The first hearing for the judicial review that hunters brought challenging Government’s two-year ban on hunting on state lands is set for the Hig
The first hearing for the judicial review that hunters brought challenging Government’s two-year ban on hunting on state lands is set for the High Court tomorrow.
The ban, which commenced on October 1, was imposed by the Minister of the Environment and Water Resources, Ganga Singh.
Singh had said this was necessary to protect certain species of wildlife, such as the agouti, lappe, deer and quenk (wild hog) from going extinct.
Fines for hunting were also increased significantly: a fine of $100,000 or 12 months imprisonment for hunting of any animal in a game sanctuary. This was up from a fine of $1,000 or three months imprisonment. The fine of $100,000 or 12 months imprisonment for taking a dog into a game sanctuary for the purpose of hunting was increased from $1,000 or three months imprisonment.
A fine of $50,000 for each protected animal hunted without a special game licence from the chiefgame warden, up from $1,000 or three months imprisonment. A fine of $50,000 or 12 months imprisonment and disqualification from holding a state game licence, according to the discretion of a magistrate, for hunting on state lands contrary to the Conservation of Wildlife Act. A fine of $100,000 or 24 months imprisonment ,up from $2,000 or six months imprisonment, for hunting in the closed season without a special game licence.

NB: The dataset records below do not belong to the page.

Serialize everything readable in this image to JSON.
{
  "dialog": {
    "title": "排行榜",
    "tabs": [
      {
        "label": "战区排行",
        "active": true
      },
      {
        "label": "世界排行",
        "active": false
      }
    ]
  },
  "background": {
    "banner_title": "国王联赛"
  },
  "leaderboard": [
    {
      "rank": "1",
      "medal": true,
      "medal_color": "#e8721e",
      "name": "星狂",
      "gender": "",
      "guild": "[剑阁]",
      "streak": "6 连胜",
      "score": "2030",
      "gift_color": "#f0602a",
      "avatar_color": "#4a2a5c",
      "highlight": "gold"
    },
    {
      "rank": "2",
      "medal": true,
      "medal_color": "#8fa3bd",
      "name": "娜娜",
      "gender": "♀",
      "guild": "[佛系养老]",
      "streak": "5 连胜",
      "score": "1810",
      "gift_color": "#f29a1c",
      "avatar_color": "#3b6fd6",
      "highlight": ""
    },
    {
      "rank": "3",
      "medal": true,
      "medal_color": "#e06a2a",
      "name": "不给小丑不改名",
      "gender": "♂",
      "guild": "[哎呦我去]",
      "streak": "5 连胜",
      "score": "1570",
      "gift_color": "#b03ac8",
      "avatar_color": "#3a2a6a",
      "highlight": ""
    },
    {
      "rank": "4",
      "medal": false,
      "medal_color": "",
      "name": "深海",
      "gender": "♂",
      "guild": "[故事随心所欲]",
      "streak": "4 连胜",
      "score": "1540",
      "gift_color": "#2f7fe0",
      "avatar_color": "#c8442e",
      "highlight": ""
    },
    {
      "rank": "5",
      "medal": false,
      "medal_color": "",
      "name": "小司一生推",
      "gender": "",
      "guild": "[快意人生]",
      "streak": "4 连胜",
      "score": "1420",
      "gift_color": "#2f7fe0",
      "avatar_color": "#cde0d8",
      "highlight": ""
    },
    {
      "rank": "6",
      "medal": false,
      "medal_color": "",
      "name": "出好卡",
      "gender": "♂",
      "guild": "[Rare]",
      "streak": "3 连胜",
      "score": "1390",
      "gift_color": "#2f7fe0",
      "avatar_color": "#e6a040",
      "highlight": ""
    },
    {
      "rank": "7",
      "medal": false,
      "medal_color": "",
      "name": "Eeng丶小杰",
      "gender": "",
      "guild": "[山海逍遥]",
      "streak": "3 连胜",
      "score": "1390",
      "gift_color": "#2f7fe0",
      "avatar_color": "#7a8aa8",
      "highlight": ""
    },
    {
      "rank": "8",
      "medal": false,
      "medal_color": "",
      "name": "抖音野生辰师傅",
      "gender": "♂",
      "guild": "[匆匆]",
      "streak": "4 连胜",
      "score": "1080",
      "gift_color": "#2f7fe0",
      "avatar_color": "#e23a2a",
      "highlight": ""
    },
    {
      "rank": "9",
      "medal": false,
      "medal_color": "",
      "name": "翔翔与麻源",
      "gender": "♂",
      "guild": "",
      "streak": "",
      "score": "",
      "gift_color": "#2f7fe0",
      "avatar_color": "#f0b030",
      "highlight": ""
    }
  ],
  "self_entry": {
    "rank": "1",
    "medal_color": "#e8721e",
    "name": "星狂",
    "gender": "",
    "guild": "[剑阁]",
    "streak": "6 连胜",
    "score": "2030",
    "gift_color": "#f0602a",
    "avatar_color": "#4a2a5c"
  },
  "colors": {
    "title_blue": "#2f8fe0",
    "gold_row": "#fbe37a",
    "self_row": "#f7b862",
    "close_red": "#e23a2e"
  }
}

Singh said once the moratorium was put in place, a baseline study would be done in consultation with the University of the West Indies to determine how many animals were in the country.
Attorney representing the hunters are Margaret Clark and Lemuel Murphy.